EXERCISE GOAL:
If a line of the records holds the word "your", copy it out.

::::::::::

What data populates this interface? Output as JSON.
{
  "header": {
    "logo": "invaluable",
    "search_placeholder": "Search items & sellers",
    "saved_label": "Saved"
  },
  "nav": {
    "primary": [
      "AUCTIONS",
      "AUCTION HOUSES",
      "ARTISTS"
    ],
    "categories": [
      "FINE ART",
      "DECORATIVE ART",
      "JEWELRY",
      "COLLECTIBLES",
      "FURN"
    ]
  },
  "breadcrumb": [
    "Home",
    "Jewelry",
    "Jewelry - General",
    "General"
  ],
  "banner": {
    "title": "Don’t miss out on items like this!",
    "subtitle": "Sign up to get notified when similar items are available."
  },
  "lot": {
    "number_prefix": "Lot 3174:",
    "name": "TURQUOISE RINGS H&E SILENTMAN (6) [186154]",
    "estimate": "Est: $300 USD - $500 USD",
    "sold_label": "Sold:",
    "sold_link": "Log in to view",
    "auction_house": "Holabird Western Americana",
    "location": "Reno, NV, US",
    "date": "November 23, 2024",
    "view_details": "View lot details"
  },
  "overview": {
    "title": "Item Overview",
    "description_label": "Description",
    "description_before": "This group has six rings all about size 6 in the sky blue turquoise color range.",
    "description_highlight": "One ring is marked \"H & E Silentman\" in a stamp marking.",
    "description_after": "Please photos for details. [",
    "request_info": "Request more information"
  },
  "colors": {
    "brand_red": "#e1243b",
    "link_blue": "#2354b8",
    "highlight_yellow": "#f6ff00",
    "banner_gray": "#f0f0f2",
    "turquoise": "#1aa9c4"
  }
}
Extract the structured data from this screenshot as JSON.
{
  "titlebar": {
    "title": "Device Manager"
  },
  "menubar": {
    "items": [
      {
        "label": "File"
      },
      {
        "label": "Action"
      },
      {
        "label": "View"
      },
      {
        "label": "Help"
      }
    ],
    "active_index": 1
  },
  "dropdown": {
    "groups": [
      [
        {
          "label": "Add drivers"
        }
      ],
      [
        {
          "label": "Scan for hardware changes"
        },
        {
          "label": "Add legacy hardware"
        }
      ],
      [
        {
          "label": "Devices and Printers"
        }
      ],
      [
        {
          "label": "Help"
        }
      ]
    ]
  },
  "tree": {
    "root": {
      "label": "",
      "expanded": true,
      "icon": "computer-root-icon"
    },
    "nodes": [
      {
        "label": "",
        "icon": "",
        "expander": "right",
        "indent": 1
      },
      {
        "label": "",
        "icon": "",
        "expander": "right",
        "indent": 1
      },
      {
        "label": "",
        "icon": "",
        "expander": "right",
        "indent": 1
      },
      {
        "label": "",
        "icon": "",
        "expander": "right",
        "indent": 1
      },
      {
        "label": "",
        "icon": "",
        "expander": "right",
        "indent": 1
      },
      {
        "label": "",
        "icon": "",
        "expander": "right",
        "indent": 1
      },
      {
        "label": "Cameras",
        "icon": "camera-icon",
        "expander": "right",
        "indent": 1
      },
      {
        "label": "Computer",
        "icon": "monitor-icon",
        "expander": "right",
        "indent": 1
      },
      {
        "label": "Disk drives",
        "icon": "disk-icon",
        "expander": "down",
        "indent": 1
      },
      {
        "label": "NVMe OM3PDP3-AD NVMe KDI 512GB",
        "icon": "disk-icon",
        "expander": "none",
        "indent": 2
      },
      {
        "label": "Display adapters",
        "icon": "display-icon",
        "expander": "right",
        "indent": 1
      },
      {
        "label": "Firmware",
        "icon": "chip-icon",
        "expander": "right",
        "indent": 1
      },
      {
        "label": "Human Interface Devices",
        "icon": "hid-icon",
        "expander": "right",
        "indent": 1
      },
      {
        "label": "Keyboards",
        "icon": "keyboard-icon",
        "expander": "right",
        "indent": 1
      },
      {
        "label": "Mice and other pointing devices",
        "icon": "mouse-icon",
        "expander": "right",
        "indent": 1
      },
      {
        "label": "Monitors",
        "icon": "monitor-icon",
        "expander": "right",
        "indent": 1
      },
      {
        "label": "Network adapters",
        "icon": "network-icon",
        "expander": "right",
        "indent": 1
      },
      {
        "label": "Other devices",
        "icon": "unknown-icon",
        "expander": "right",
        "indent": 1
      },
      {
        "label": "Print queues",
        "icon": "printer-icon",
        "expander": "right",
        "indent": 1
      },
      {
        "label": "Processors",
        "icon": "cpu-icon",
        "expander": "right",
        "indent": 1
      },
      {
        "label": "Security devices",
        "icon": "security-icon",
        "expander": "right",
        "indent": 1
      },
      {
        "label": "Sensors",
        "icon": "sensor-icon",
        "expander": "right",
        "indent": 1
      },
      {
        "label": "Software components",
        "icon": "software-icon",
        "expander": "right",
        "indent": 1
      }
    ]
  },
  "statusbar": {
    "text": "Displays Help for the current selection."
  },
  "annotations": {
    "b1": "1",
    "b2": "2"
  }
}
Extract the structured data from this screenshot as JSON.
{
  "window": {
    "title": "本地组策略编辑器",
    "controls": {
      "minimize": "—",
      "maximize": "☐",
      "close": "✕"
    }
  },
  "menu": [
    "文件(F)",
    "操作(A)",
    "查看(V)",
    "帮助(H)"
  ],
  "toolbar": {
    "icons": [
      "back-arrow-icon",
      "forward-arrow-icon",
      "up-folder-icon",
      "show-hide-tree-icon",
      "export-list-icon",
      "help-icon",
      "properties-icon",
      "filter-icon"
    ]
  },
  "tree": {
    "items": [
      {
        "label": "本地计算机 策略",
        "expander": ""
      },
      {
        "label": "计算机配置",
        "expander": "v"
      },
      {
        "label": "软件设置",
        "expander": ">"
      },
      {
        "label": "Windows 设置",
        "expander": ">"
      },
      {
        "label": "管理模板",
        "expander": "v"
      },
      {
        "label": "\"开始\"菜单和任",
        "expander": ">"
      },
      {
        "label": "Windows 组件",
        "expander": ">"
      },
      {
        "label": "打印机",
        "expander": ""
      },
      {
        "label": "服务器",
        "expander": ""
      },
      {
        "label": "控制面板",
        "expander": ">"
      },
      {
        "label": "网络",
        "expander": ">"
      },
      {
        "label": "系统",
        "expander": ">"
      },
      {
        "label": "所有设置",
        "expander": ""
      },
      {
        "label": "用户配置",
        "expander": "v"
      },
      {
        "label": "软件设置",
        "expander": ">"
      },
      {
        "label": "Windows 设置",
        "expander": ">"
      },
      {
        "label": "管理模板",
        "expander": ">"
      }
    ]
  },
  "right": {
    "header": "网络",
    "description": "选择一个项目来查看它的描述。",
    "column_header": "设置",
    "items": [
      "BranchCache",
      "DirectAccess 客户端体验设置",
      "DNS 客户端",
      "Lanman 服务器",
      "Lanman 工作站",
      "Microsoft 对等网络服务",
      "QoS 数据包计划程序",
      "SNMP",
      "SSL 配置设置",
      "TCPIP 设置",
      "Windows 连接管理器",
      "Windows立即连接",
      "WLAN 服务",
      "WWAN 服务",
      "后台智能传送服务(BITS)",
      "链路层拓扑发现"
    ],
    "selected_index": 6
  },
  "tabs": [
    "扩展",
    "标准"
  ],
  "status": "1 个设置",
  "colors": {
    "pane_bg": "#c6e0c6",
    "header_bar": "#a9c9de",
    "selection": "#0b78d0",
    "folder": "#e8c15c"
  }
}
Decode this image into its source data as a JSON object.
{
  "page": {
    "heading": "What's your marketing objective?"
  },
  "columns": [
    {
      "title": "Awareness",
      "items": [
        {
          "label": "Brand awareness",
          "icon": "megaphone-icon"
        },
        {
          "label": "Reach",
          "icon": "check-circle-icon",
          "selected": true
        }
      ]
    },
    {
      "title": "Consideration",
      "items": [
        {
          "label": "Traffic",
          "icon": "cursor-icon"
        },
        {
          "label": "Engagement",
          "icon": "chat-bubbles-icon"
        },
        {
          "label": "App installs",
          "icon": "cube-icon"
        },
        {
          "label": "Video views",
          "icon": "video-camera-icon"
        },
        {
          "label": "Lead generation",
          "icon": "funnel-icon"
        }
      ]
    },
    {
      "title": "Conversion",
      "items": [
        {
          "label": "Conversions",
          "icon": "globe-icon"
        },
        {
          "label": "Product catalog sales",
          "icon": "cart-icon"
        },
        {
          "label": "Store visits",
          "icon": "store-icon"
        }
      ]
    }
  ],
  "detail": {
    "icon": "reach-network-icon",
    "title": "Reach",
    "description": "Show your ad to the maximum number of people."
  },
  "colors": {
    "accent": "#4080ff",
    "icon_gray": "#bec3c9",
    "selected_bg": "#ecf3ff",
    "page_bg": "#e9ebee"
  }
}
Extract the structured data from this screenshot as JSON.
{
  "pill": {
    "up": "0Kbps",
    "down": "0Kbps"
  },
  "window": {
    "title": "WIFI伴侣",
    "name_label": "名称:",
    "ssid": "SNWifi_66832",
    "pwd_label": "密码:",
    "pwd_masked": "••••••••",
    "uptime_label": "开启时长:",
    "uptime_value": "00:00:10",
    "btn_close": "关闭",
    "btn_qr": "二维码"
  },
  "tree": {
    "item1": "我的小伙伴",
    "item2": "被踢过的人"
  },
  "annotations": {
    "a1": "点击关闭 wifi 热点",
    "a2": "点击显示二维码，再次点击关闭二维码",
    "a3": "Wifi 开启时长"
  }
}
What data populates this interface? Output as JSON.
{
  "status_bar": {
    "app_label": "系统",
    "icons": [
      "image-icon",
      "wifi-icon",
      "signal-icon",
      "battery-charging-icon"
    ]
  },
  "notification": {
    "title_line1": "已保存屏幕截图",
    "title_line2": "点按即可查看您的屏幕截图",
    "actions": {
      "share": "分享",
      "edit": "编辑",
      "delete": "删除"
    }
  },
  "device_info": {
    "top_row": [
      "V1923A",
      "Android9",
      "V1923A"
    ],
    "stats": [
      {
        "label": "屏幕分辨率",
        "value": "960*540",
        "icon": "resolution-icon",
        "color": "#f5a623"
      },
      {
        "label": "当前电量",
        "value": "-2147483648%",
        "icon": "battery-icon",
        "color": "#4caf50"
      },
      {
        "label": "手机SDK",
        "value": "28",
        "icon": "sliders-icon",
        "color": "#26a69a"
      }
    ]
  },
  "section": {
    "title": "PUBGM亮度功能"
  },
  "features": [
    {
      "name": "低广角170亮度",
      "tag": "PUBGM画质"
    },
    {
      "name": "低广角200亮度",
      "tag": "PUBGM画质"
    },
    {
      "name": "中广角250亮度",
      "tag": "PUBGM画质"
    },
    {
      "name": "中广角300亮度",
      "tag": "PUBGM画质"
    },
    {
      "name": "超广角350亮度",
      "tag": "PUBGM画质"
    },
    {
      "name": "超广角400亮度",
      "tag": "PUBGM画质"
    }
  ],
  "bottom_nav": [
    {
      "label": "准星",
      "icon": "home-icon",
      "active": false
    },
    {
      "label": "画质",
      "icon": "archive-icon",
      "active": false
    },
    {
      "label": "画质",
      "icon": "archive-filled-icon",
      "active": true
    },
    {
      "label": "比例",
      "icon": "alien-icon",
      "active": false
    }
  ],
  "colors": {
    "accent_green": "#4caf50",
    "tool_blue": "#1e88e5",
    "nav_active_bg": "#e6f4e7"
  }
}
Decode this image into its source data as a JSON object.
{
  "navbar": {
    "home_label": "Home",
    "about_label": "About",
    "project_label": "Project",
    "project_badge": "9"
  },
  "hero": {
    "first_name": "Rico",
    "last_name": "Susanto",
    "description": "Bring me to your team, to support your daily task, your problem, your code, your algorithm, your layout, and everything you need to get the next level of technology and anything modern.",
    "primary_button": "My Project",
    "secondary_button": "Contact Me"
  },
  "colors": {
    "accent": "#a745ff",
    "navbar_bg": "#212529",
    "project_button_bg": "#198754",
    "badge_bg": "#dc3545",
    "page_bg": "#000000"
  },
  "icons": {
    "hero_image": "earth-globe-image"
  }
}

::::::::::

OUTPUT BELOW:
    "heading": "What's your marketing objective?"
    "description": "Show your ad to the maximum number of people."
    "description": "Bring me to your team, to support your daily task, your problem, your code, your algorithm, your layout, and everything you need to get the next level of technology and anything modern.",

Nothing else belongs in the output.